However, there is only so much you can do through conservation. Your furnace will burn fuel, and if that costs more than last year, it will crimp some discretionary spending. For those with thinly stretched budgets (which can involve all levels of earnings), that may mean some difficult choices. Demands on energy assistance programs through groups like the Salvation Army will probably be significant this year.
Of course, these kinds of issues that hit the pocketbooks of Americans can prove irresistible to our elected officials. Dick Morris, who has a pretty good crystal ball when it comes to seeing political issues that matter in elections, has recently opined that the heating oil issue will be an important one for politicians to address.
One approach being floated: impose a “windfall profits tax” on oil companies and diverting a portion of those profits to offset high heating costs. Companies holding commodities that have increased substantially in value would be subjected to a special tax on profits made by selling these commodities. We tried this in the 1970s, and some want to try it again. Democrats have been leading the charge, as some of them have expressed outrage about oil company profits. But some republicans are also joining the bandwagon. Susan Collins of Maine has recently joined democratic senator Reed from R.I. in a recent proposal.
Among the many problems with this type of tax is the fact that Congress seems to have myopia when it comes to energy policy. We just recently passed legislation designed to increase oil and gas exploration by granting tax incentives for those activities. Now, we seem to be sending the opposite message. Taxing sends a signal that we want less of this activity. Moreover, it sends a destabilizing message to industry that government policymakers can’t be trusted (as if we need more messages like this!), which may make future incentives less effective. (Ever hear of the boy who cried wolf? Perhaps the PC crowd has chilled the free expression of that story to the point where our legislators have forgotten what it means.)

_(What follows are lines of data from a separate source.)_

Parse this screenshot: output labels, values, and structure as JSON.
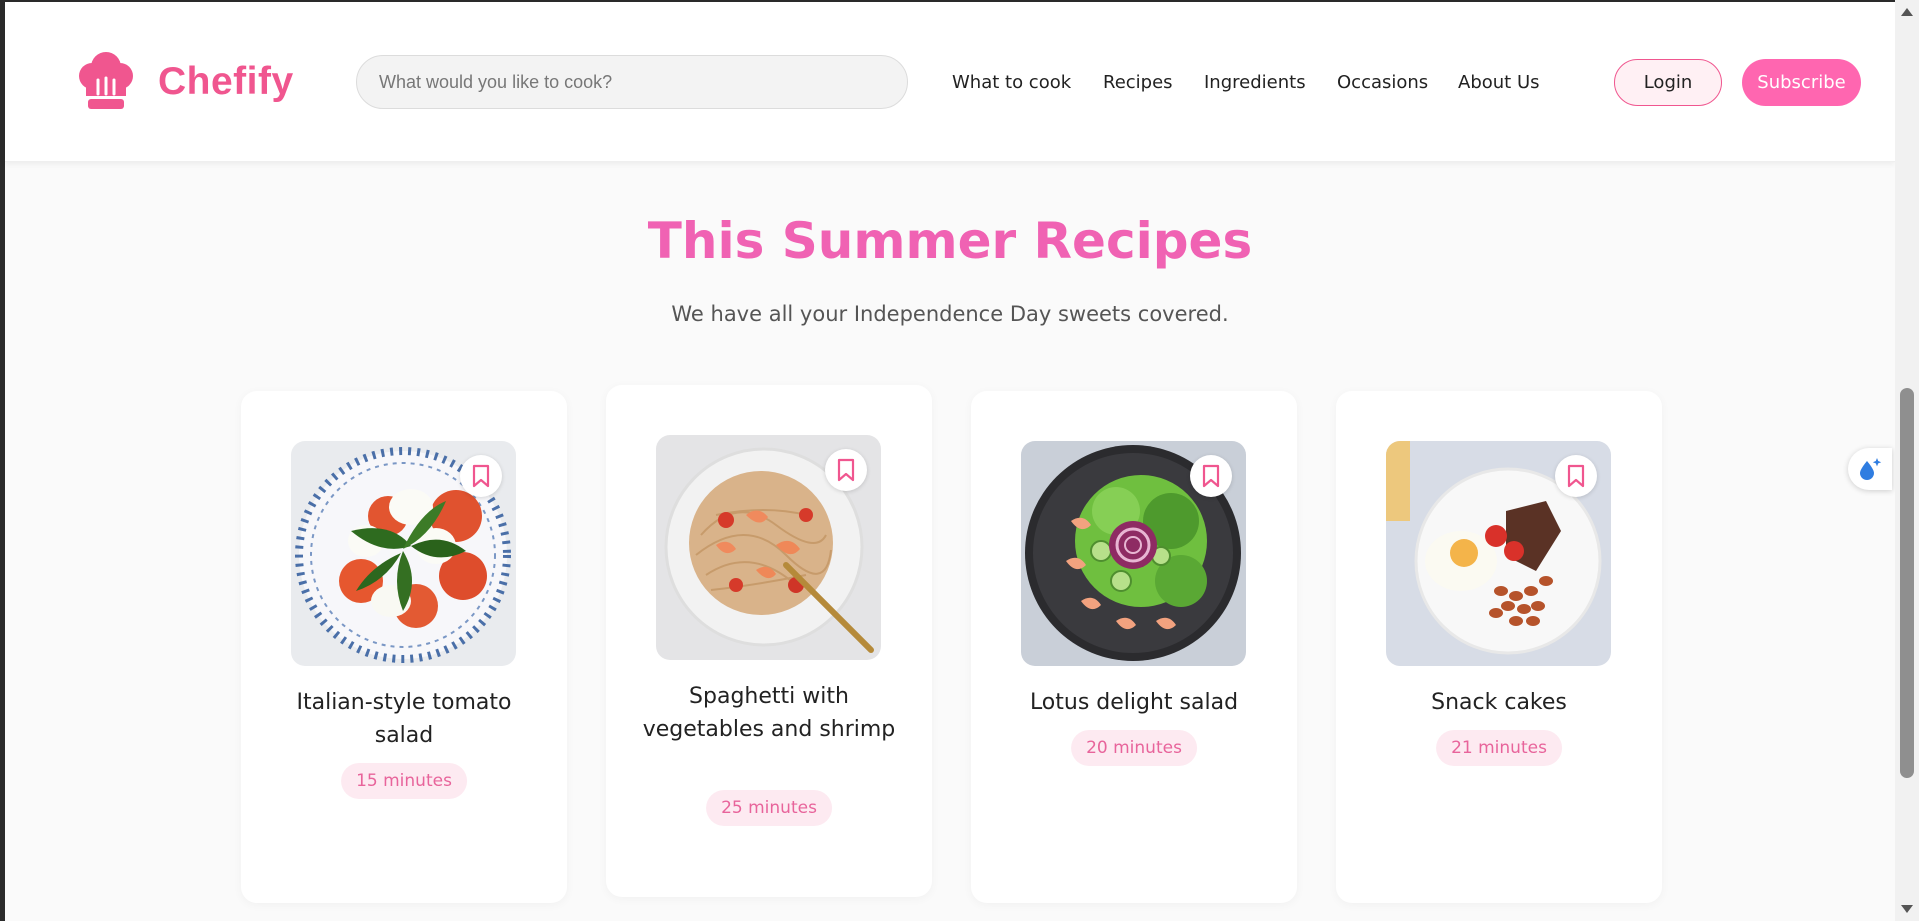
{
  "brand": {
    "name": "Chefify",
    "accent": "#f0568f",
    "pink": "#ff66b0"
  },
  "search": {
    "placeholder": "What would you like to cook?",
    "value": ""
  },
  "nav": [
    {
      "label": "What to cook"
    },
    {
      "label": "Recipes"
    },
    {
      "label": "Ingredients"
    },
    {
      "label": "Occasions"
    },
    {
      "label": "About Us"
    }
  ],
  "auth": {
    "login_label": "Login",
    "subscribe_label": "Subscribe"
  },
  "section": {
    "title": "This Summer Recipes",
    "subtitle": "We have all your Independence Day sweets covered."
  },
  "recipes": [
    {
      "title": "Italian-style tomato salad",
      "time": "15 minutes",
      "image": "tomato-mozzarella-salad",
      "saved": false
    },
    {
      "title": "Spaghetti with vegetables and shrimp",
      "time": "25 minutes",
      "image": "spaghetti-shrimp",
      "saved": false
    },
    {
      "title": "Lotus delight salad",
      "time": "20 minutes",
      "image": "shrimp-cucumber-salad",
      "saved": false
    },
    {
      "title": "Snack cakes",
      "time": "21 minutes",
      "image": "breakfast-plate",
      "saved": false
    }
  ],
  "icons": {
    "logo": "chef-hat-icon",
    "bookmark": "bookmark-icon",
    "extension": "water-drop-sparkle-icon"
  }
}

Though I sympathize with those faced by higher costs, a federal solution is not the answer. These representatives and senators should resist the temptation to reap short-term political gains from this issue. That will be hard, as Christmas is coming, and we all love Santa Claus.